More relief could be on the way to those impacted by the train derailment in East Palestine that happened on February 3.

According to a Facebook post by the City of East Palestine, council is considering an ordinance that would create a village tax exemption for derailment-related payments that the village's residents would receive.

This includes any payments given to them by Norfolk Southern.

Without the creation of this exemption, the people that live in East Palestine would be required to by the village's 1.5% income tax.

Additionally, since taxes are not being withheld from these payments, like wage paychecks, any taxpayer would have to pay the taxes all at once when filing their ta returns in 2024, according to the city's announcement.

"These citizens shouldn't have to pay this money back after what they went through in February," said Mayor Trent Conaway. "They needed that relief, that money to get through that."

The proposed exemption was first read on Aug. 28 and is expected to go on second read Sept. 11. Once it goes through its third read on Sept. 25, the ordinance will go into effect after 30 days. 

Conaway tells 21 News the exemption will be retroactive, protecting residents for the entire year of 2023.

He adds that the ordinance could be re-approved for next year also.

The city is also considering accepting treated water that was formerly contaminated during the derailment from Norfolk Southern.
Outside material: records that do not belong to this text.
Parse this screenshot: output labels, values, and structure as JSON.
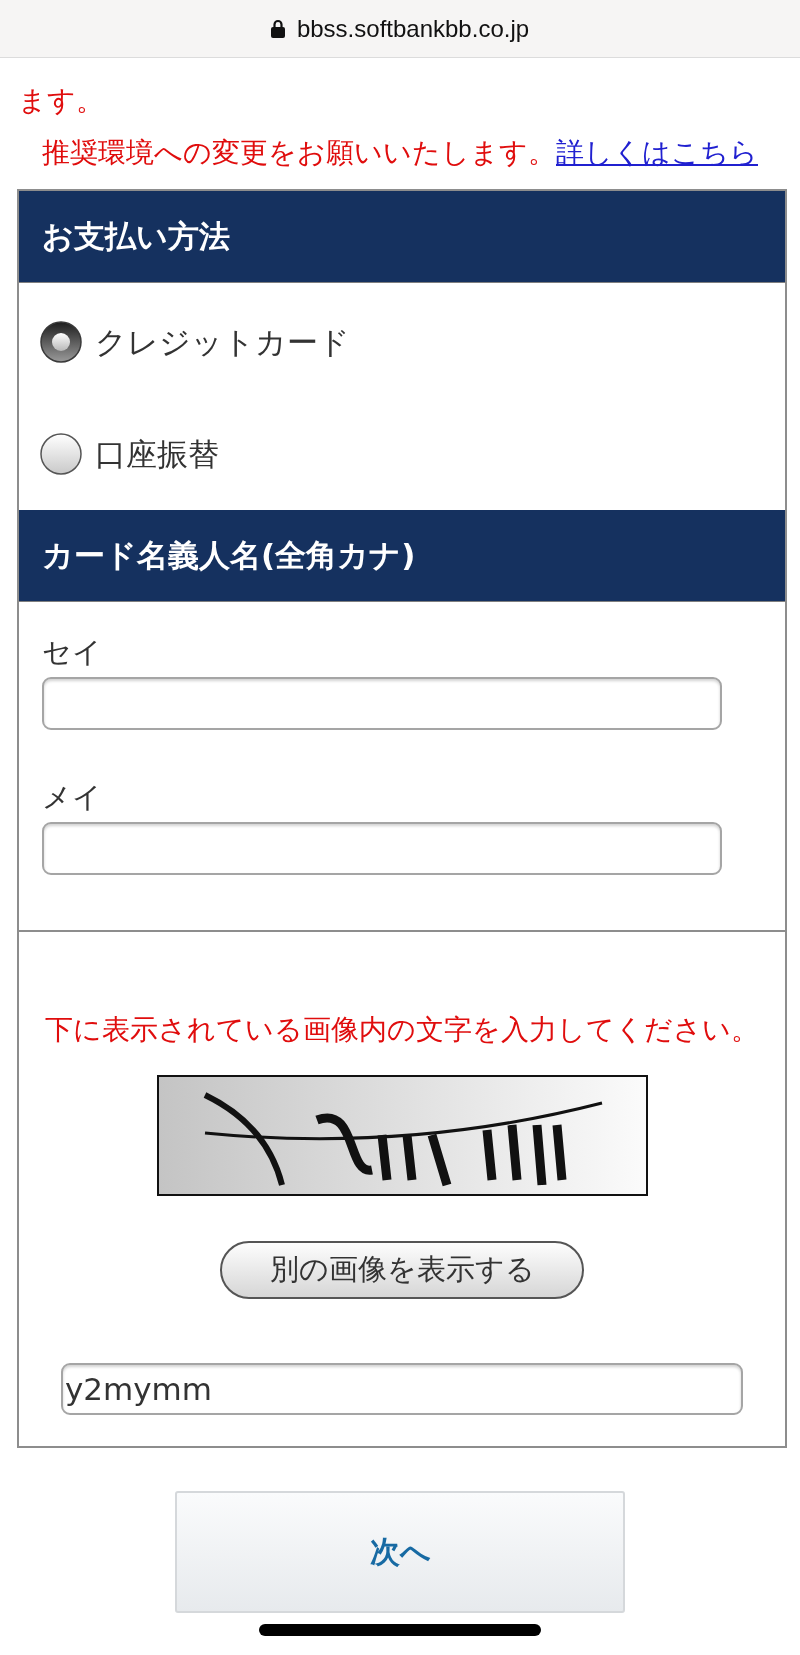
{
  "address_bar": {
    "url": "bbss.softbankbb.co.jp"
  },
  "notice": {
    "text": "ます。",
    "request": "推奨環境への変更をお願いいたします。",
    "link": "詳しくはこちら"
  },
  "sections": [
    {
      "kind": "radio",
      "title": "お支払い方法",
      "options": [
        {
          "label": "クレジットカード",
          "selected": true
        },
        {
          "label": "口座振替",
          "selected": false
        }
      ]
    },
    {
      "kind": "fields",
      "title": "カード名義人名(全角カナ)",
      "fields": [
        {
          "label": "セイ"
        },
        {
          "label": "メイ"
        }
      ]
    },
    {
      "kind": "captcha",
      "instruction": "下に表示されている画像内の文字を入力してください。",
      "refresh_button": "別の画像を表示する",
      "answer": {
        "value": "y2mymm"
      }
    }
  ],
  "next_button": {
    "label": "次へ"
  }
}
The water would be treated at the village's waste water treatment plan again before being released.

The goal would be to reduce the amount of traffic at the derailment site, reducing the environmental impact of the site clean up.

Conaway says they are only considering this proposal and have no concrete plans to vote on this matter any time soon.